(In 6th paragraph, corrects to show that four patient were treated for infections at the hospital, not that they developed infections at the hospital)
By Toni Clarke
WASHINGTON (Reuters) - Google-backed 23andMe won U.S. approval on Thursday to market the first direct-to-consumer genetic test for a mutation that can cause children to inherit Bloom syndrome, a rare disorder that leads to short height, an increased risk of cancer and unusual facial features.
The Food and Drug Administration said it plans to issue a notice to exempt this and other carrier screening tests from the need to win FDA review before being sold. There will be a 30-day period for public comment.
“This action creates the least burdensome regulatory path for autosomal recessive carrier screening tests with similar uses to enter the market,” the agency said in a statement, referring to genetic mutations carried by two unaffected parents.
The FDA previously barred Mountain View, California-based 23andMe from marketing a saliva collection kit and personal genome service designed to identify a range of health risks including cancer and heart disease, saying it had not received marketing clearance.
The current approval is for a much narrower slice of the genetic testing market.
“The FDA believes that in many circumstances it is not necessary for consumers to go through a licensed practitioner to have direct access to their personal genetic information,” Alberto Gutierrez, director of the FDA’s office of in vitro diagnostics and radiological health said in a statement.
“These tests have the potential to provide people with information about possible mutations in their genes that could be passed on to their children,” he added.
The company conducted two studies to show that the test is accurate in detecting Bloom syndrome carrier status, the agency said.

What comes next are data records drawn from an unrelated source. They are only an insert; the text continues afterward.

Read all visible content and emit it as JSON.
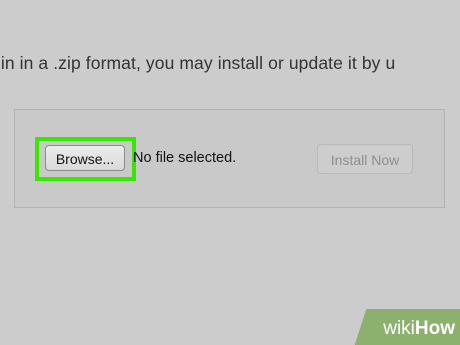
{
  "page": {
    "instruction_text": "gin in a .zip format, you may install or update it by u"
  },
  "upload": {
    "browse_label": "Browse...",
    "file_status": "No file selected.",
    "install_label": "Install Now"
  },
  "watermark": {
    "wiki": "wiki",
    "how": "How"
  },
  "colors": {
    "background": "#cccccc",
    "highlight": "#39e600",
    "watermark": "#8cb06d"
  },
  "icons": {
    "watermark_logo": "wikihow-logo"
  }
}
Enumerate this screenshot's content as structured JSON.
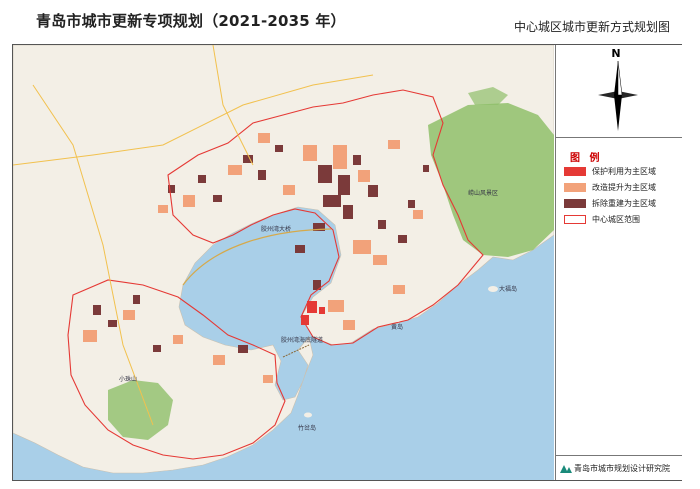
{
  "header": {
    "title": "青岛市城市更新专项规划（2021-2035 年）",
    "subtitle": "中心城区城市更新方式规划图"
  },
  "compass": {
    "label": "N"
  },
  "legend": {
    "title": "图 例",
    "items": [
      {
        "label": "保护利用为主区域",
        "color": "#e53935",
        "style": "fill"
      },
      {
        "label": "改造提升为主区域",
        "color": "#f2a27a",
        "style": "fill"
      },
      {
        "label": "拆除重建为主区域",
        "color": "#7b3a3a",
        "style": "fill"
      },
      {
        "label": "中心城区范围",
        "color": "#e53935",
        "style": "outline"
      }
    ]
  },
  "footer": {
    "org": "青岛市城市规划设计研究院"
  },
  "map_labels": {
    "bridge": "胶州湾大桥",
    "tunnel": "胶州湾海底隧道",
    "bay_island_1": "大福岛",
    "bay_island_2": "黄岛",
    "island_south": "竹岔岛",
    "mountain": "小珠山",
    "laoshan": "崂山风景区"
  },
  "colors": {
    "sea": "#a9cfe8",
    "land": "#f3efe6",
    "forest": "#8fbf6a",
    "boundary": "#e53935"
  }
}
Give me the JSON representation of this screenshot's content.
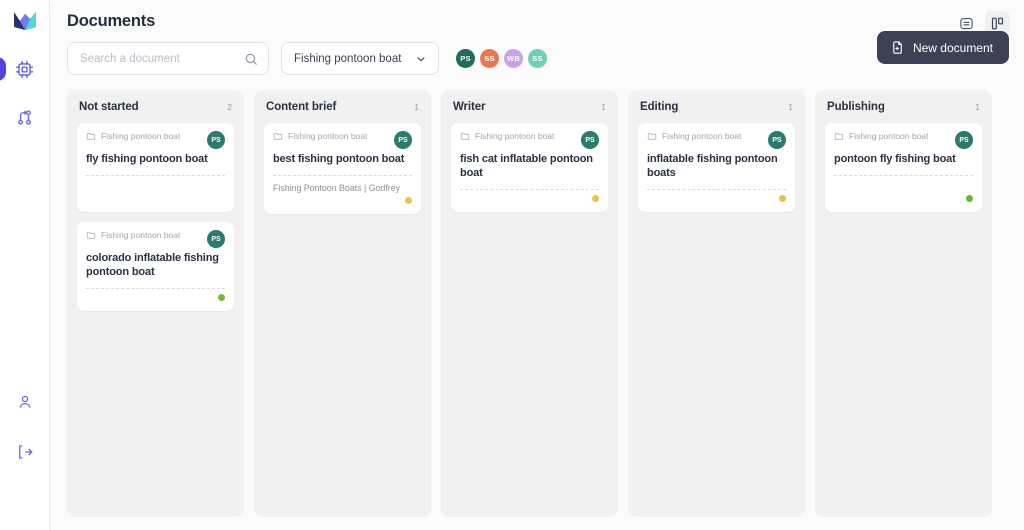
{
  "sidebar": {
    "logo": "app-logo",
    "top_items": [
      {
        "icon": "cpu-chip-icon",
        "name": "nav-item-ai",
        "active": true
      },
      {
        "icon": "git-branch-icon",
        "name": "nav-item-workflow",
        "active": false
      }
    ],
    "bottom_items": [
      {
        "icon": "user-icon",
        "name": "nav-item-account",
        "active": false
      },
      {
        "icon": "logout-icon",
        "name": "nav-item-logout",
        "active": false
      }
    ],
    "accent_color": "#4f46d9"
  },
  "header": {
    "title": "Documents",
    "view_list_icon": "list-view-icon",
    "view_board_icon": "board-view-icon",
    "active_view": "board"
  },
  "toolbar": {
    "search_placeholder": "Search a document",
    "search_value": "",
    "search_icon": "search-icon",
    "project_select_value": "Fishing pontoon boat",
    "chevron_icon": "chevron-down-icon",
    "avatars": [
      {
        "initials": "PS",
        "color": "#1f6b5e"
      },
      {
        "initials": "SS",
        "color": "#e8794f"
      },
      {
        "initials": "WB",
        "color": "#c9a3e8"
      },
      {
        "initials": "SS",
        "color": "#6dcfb8"
      }
    ],
    "new_document_label": "New document",
    "new_document_icon": "file-plus-icon",
    "new_document_color": "#3b4256"
  },
  "board": {
    "columns": [
      {
        "title": "Not started",
        "count": "2",
        "cards": [
          {
            "folder_icon": "folder-icon",
            "folder": "Fishing pontoon boat",
            "avatar": "PS",
            "title": "fly fishing pontoon boat",
            "subtitle": "",
            "status_dot": ""
          },
          {
            "folder_icon": "folder-icon",
            "folder": "Fishing pontoon boat",
            "avatar": "PS",
            "title": "colorado inflatable fishing pontoon boat",
            "subtitle": "",
            "status_dot": "#7ab83f"
          }
        ]
      },
      {
        "title": "Content brief",
        "count": "1",
        "cards": [
          {
            "folder_icon": "folder-icon",
            "folder": "Fishing pontoon boat",
            "avatar": "PS",
            "title": "best fishing pontoon boat",
            "subtitle": "Fishing Pontoon Boats | Godfrey",
            "status_dot": "#e8c24a"
          }
        ]
      },
      {
        "title": "Writer",
        "count": "1",
        "cards": [
          {
            "folder_icon": "folder-icon",
            "folder": "Fishing pontoon boat",
            "avatar": "PS",
            "title": "fish cat inflatable pontoon boat",
            "subtitle": "",
            "status_dot": "#e8c24a"
          }
        ]
      },
      {
        "title": "Editing",
        "count": "1",
        "cards": [
          {
            "folder_icon": "folder-icon",
            "folder": "Fishing pontoon boat",
            "avatar": "PS",
            "title": "inflatable fishing pontoon boats",
            "subtitle": "",
            "status_dot": "#e8c24a"
          }
        ]
      },
      {
        "title": "Publishing",
        "count": "1",
        "cards": [
          {
            "folder_icon": "folder-icon",
            "folder": "Fishing pontoon boat",
            "avatar": "PS",
            "title": "pontoon fly fishing boat",
            "subtitle": "",
            "status_dot": "#66bb2e"
          }
        ]
      }
    ]
  }
}
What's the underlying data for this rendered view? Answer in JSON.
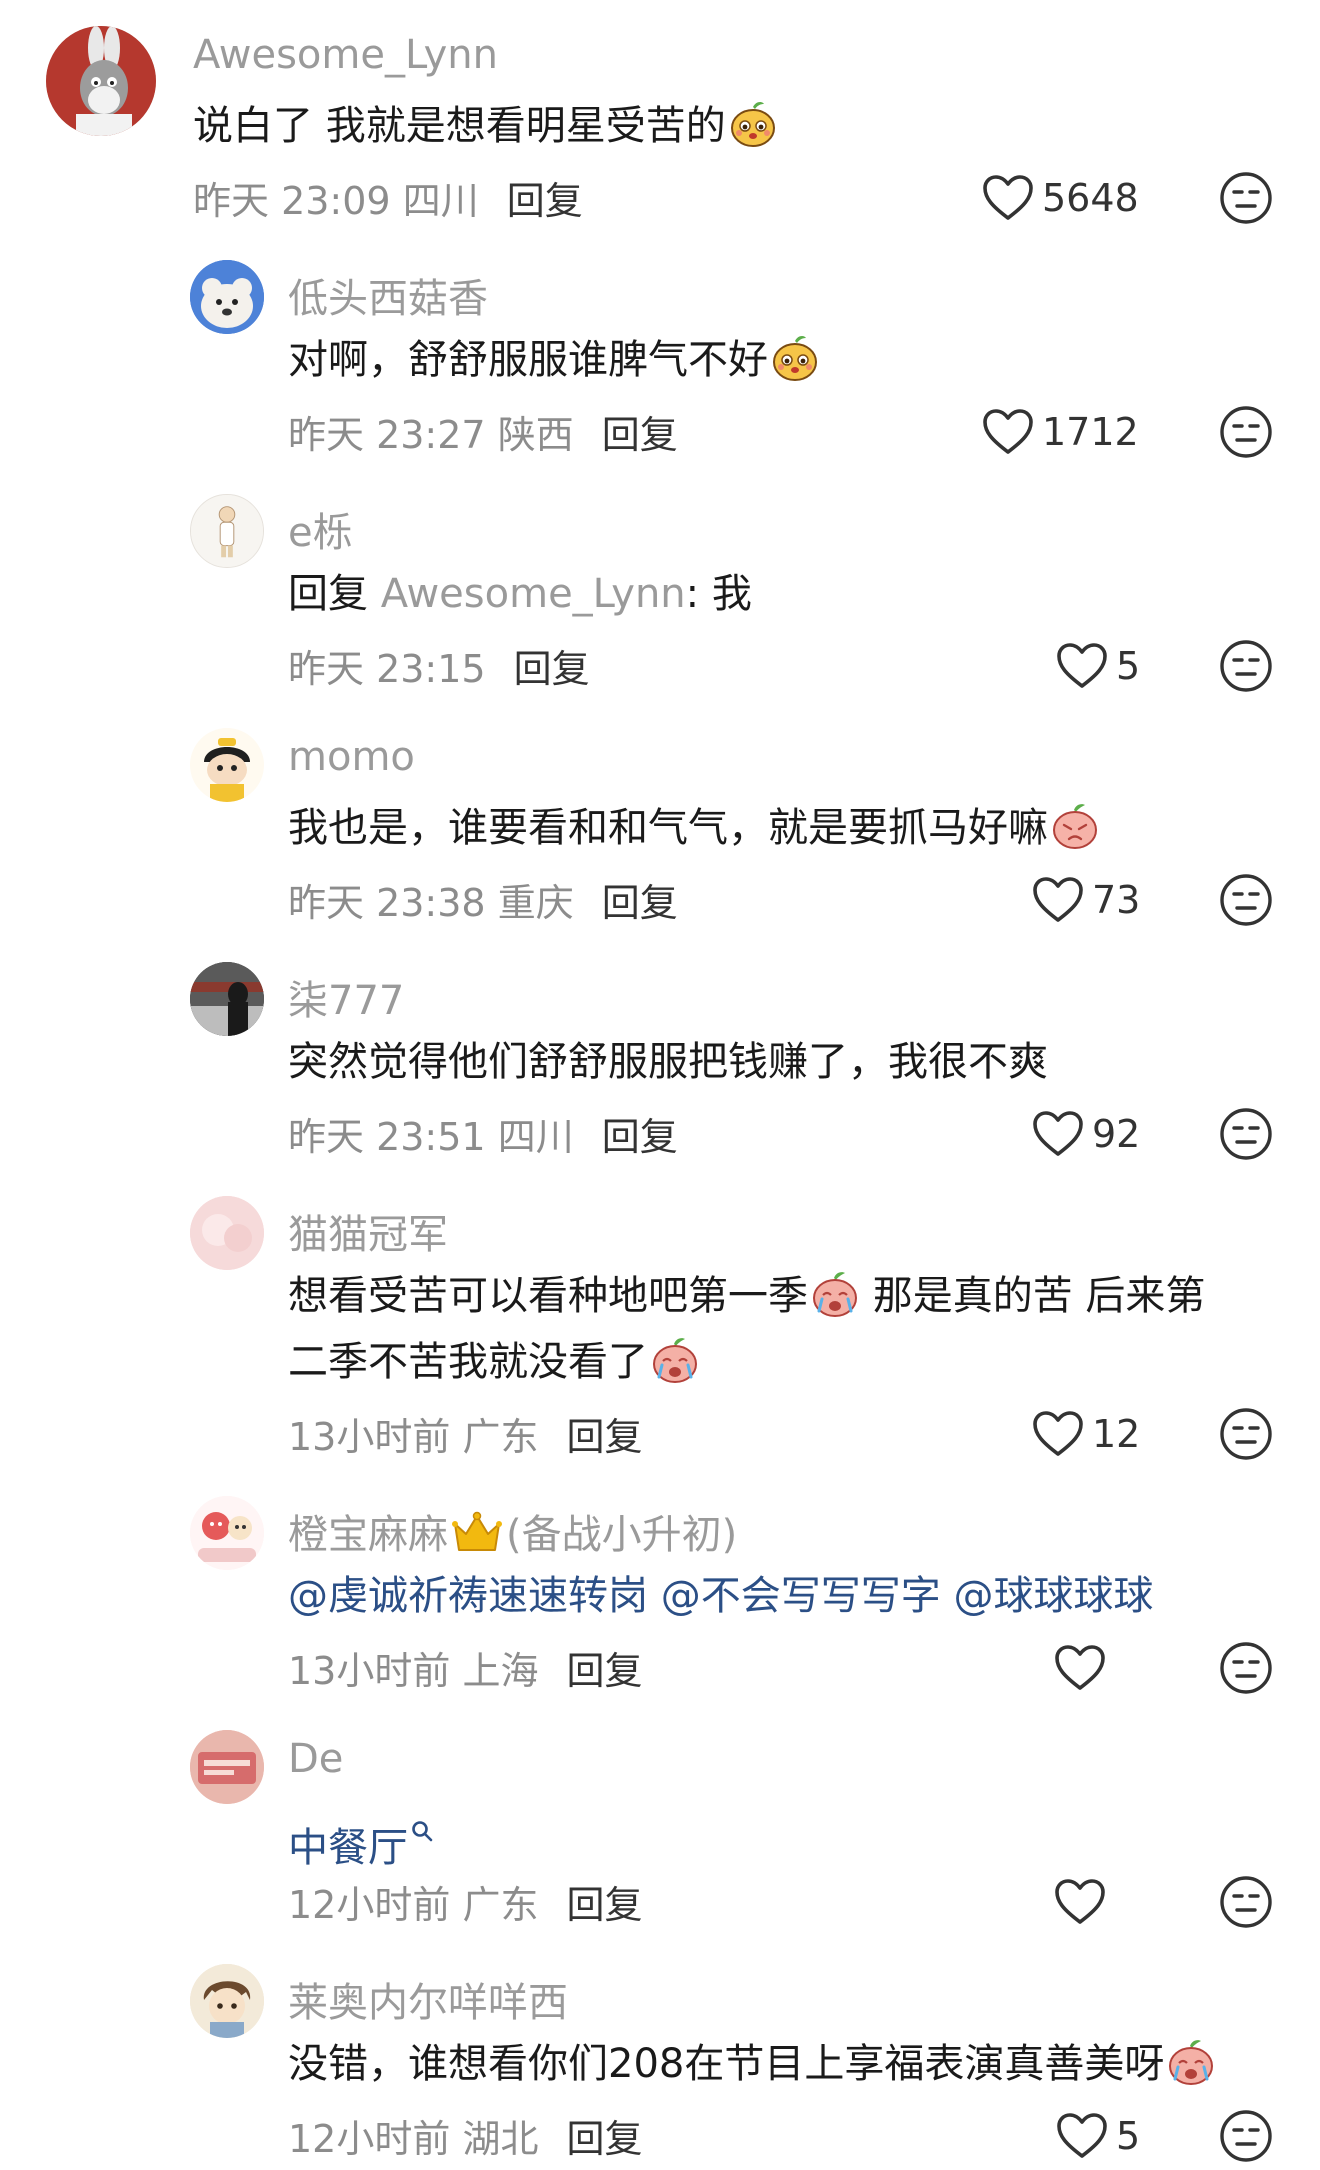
{
  "comments": [
    {
      "username": "Awesome_Lynn",
      "text": "说白了 我就是想看明星受苦的",
      "time": "昨天 23:09",
      "location": "四川",
      "reply_label": "回复",
      "likes": "5648",
      "avatar_icon": "rabbit-cartoon",
      "emoji": "mango-face"
    },
    {
      "username": "低头西菇香",
      "text": "对啊，舒舒服服谁脾气不好",
      "time": "昨天 23:27",
      "location": "陕西",
      "reply_label": "回复",
      "likes": "1712",
      "avatar_icon": "bear-plush",
      "emoji": "mango-face"
    },
    {
      "username": "e栎",
      "reply_prefix": "回复",
      "reply_to": "Awesome_Lynn",
      "text": ": 我",
      "time": "昨天 23:15",
      "location": "",
      "reply_label": "回复",
      "likes": "5",
      "avatar_icon": "doll-figure"
    },
    {
      "username": "momo",
      "text": "我也是，谁要看和和气气，就是要抓马好嘛",
      "time": "昨天 23:38",
      "location": "重庆",
      "reply_label": "回复",
      "likes": "73",
      "avatar_icon": "cartoon-boy",
      "emoji": "peach-hurt"
    },
    {
      "username": "柒777",
      "text": "突然觉得他们舒舒服服把钱赚了，我很不爽",
      "time": "昨天 23:51",
      "location": "四川",
      "reply_label": "回复",
      "likes": "92",
      "avatar_icon": "street-photo"
    },
    {
      "username": "猫猫冠军",
      "text_line1": "想看受苦可以看种地吧第一季",
      "text_line1b": " 那是真的苦 后来第",
      "text_line2": "二季不苦我就没看了",
      "time": "13小时前",
      "location": "广东",
      "reply_label": "回复",
      "likes": "12",
      "avatar_icon": "pink-blur",
      "emoji": "peach-cry"
    },
    {
      "username": "橙宝麻麻",
      "username_suffix": "(备战小升初)",
      "mentions": [
        "@虔诚祈祷速速转岗",
        "@不会写写写字",
        "@球球球球"
      ],
      "time": "13小时前",
      "location": "上海",
      "reply_label": "回复",
      "likes": "",
      "avatar_icon": "cartoon-group",
      "badge_icon": "crown"
    },
    {
      "username": "De",
      "text": "中餐厅",
      "time": "12小时前",
      "location": "广东",
      "reply_label": "回复",
      "likes": "",
      "avatar_icon": "pink-card",
      "trailing_icon": "search-icon"
    },
    {
      "username": "莱奥内尔咩咩西",
      "text": "没错，谁想看你们208在节目上享福表演真善美呀",
      "time": "12小时前",
      "location": "湖北",
      "reply_label": "回复",
      "likes": "5",
      "avatar_icon": "anime-boy",
      "emoji": "peach-sick"
    }
  ],
  "colors": {
    "username": "#9a9a9a",
    "text": "#1a1a1a",
    "meta": "#8c8c8c",
    "mention": "#2b4f86"
  }
}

The test is intended for post-natal carrier screening in adults.
“No test is perfect,” the FDA said. “Given the probability of erroneous results and the rarity of these mutations, professional societies typically recommend that only prospective parents with a family history of a genetic disorder undergo carrier screening.”
Company co-founder Anne Wojcicki said in an interview that 23andMe has not yet decided how much the test will cost or exactly when it will be available though she expects it will be “some time this year.”
She said the company has 40 more screening tests of this type that it hopes gradually to introduce.
The company has not given up hope that it can win FDA approval for other types of genetic tests for which the agency currently requires premarket approval, she said.
“This is the first step in what we hope will continue to be an evolving journey, she said.
Reporting by Toni Clarke in Washington; Editing by Ken Wills and Eric Walsh